•Double Yellowhead and Yellow-naped Amazons are especially known for their talking ability
•Can become easily overexcited and aggressive
•Very physically active
•South American parrots
•Quiet, charming medium-sized birds
•Can be aggressive and bossy
•May wheeze when excited
•Prone to respiratory disorders, especially aspergillosis
•Not very physical; often hormonal and act broody
•Females can be aggressive toward other birds
•Generally calm demeanor
•Prone to screeching, dietary problems, and feather picking
•Australian and Southeast Asian parrots
•The perpetual 2 year old of the bird world
•Demand a lot of attention and time.
•Very intelligent and manipulative
•Can become aggressive
•Are very physical and cuddly
•Prone to feather picking and over bonding with humans
•Wide variety of sizes and species and personalities
•Many species and sizes
•Very intelligent and outgoing
•Can be very destructive if not entertained
•Can be aggressive
•Need a lot of space, exercise, and activity
•Need a large, durable cage
•All parrots will vocalize, they are wild animals whose voices must carry through their environment.
•Everyone has a different tolerance for noise in their home, one man’s budgie may be another man’s cockatoo!
•Generally quieter species
–Rose-breasted cockatoos, Pionus, Poicephalus, smaller Amazon parrots, Pyrrhura conures, other parakeets
–Miniature macaws, Quakers, Conures, Cockatiels, Lovebirds, Budgies, Greys, Eclectus
•Really Loud species
–Large Macaws, Cockatoos, Larger Amazons, Aratinga, and Patagonian conures.

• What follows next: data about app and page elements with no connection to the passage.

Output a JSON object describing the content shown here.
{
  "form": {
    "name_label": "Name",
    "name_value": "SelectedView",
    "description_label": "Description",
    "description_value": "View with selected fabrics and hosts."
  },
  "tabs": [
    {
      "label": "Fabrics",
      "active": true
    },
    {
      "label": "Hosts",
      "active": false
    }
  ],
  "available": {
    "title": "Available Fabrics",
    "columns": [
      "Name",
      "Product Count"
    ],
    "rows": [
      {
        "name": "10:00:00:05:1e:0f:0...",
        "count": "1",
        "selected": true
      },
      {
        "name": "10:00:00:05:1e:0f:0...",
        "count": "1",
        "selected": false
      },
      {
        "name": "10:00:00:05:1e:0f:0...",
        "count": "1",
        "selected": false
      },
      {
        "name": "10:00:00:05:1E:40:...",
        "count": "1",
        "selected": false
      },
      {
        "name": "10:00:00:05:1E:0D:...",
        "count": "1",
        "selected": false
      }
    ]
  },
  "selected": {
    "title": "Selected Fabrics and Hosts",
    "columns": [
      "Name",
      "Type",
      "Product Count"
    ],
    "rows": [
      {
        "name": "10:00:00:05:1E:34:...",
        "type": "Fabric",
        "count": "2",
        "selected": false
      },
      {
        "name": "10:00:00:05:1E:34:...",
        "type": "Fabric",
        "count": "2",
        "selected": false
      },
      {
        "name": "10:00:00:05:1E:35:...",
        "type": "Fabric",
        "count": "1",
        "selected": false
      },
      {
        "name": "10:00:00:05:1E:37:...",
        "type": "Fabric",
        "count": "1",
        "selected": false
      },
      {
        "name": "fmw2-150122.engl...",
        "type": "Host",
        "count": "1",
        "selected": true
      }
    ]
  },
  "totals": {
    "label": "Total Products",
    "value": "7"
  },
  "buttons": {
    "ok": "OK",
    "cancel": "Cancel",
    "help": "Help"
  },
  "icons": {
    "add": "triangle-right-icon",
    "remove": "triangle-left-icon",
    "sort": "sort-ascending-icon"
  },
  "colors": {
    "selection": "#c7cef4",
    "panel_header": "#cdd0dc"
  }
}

Parrot Affection Levels
Really enjoy being handled
•Cockatoos, Macaws, Conures
Like head scratches sometimes
•Grey parrots, Amazons, Cockatiels,
•Poicephalus, Lovebirds, Budgies, Parrotlets
Parrot Energy Levels
•Mealy amazons, Orange wing amazons, Hyacinth and Green-winged macaws, Eclectus, Grey parrots
Medium energy species
•Lilac crown Amazons, conures, Poicephalus, Pionus, Timneh greys, Blue and Gold macaw
High energy species
•Caiques, small macaws, lovebirds, budgies, lories, cockatoos, Quakers, DYH amazons, Yellow Naped Amazons, Blue front amazons
Adding to Your Flock
•Having birds is so exhilarating that it is easy to get too many too fast.
•Baby birds encourage this because of their ease of care and lack of behavioral problems.
•ONE more bird than you can adequately take care of is too many!
•This level differs for each person and lifestyle.
•How will adding more birds affect the care of your existing birds?
Adding to Your Flock
•Consider a bird’s life span when adding to your flock.
•Keep in mind that most of these birds will live 15-80 years…if you added even a bird a year to your flock, it would quickly overwhelm even the best of bird owners!
•Who will take care of your birds when you are gone or no longer can?